Opinion: Biased scales


It’s a flaw of human nature that we so little imagine our beliefs to be misplaced that when they are we react with nothing short of astonishment. In this ongoing game of listing the best of everything – best city, best restaurant, best college, best deodorant – we indulge the opining of the progenitors of these entirely subjective and unscientific directories with the bully pulpit. Often, the commentator finds themselves domiciled in some coastal town, megatropolis, or enclave of their fellow elites and are confronted with a result to their research that shows a Midwestern town, backwater restaurant, non-ivy college, or even drugstore-variety deodorant to have earned a spot.

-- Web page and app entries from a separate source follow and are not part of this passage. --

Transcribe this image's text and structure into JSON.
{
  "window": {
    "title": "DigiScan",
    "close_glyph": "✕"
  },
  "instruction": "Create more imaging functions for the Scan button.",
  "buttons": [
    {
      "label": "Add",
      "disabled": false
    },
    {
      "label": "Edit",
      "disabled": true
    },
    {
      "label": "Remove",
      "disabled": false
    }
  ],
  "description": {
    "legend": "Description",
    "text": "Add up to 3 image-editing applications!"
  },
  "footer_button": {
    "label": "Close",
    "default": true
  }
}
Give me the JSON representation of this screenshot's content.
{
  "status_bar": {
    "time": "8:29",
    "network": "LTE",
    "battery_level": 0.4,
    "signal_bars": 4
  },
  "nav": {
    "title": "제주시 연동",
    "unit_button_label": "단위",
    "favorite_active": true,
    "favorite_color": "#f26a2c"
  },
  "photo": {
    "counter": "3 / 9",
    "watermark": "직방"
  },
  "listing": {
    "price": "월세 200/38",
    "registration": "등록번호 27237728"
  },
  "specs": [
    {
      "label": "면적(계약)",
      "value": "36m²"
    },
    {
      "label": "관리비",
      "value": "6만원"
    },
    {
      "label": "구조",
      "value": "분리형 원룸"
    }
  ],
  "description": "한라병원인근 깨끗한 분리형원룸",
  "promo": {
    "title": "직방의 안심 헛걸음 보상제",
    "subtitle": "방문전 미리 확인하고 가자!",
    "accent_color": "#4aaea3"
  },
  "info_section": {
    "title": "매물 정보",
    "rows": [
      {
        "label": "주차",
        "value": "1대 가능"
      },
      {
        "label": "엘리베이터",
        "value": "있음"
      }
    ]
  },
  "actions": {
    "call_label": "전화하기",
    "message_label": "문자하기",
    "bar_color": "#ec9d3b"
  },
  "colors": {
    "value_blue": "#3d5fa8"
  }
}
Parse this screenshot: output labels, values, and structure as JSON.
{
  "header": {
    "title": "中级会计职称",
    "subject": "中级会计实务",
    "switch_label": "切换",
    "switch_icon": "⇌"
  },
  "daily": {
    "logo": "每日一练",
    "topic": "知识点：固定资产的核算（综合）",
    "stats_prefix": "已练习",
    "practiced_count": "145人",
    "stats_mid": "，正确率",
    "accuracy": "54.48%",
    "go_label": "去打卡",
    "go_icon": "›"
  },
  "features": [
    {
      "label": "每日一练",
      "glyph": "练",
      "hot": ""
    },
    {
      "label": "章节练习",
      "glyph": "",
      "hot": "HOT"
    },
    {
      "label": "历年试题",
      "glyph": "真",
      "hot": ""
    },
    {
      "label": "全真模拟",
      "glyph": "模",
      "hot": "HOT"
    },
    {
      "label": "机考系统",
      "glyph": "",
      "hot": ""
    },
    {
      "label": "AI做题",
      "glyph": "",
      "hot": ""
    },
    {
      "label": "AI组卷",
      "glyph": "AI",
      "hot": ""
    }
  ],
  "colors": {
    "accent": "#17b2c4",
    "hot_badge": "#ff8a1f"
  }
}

“You won’t believe it,” they declare, “but this Indiana community beat out many others!”  Wow, are they truly so shocked to imagine that Hoosiers care enough to live, eat and learn well – plus exude pleasant odor? Or are they exposing their own prejudice, systemic even, that reminds us all of us that they are in charge of good taste? Never one to shy away from confirmation bias, U.S. News & World Report issued its money-making list of so-called best universities.  It ranked Indiana’s own Wabash College as an “A+ school for B students.” Is that a compliment? True, Wabash doesn’t cut corners on quality education, nor does it garner the piles of applications of the more famous schools.

Is the restaurant’s greatness determined by the quality of the food, the celebrity of the clientele, the length of the waiting list, or the blessing of the right reviewer? “How can this be a good meal if it is affordable, can be obtained, and, most importantly, didn’t come from us?” Do they overconfidently overlook the quality of their competition? Accessibility does not have to affect outcome. Wabash College proves it. So, does inaccessibility guarantee quality? It seems unlikely.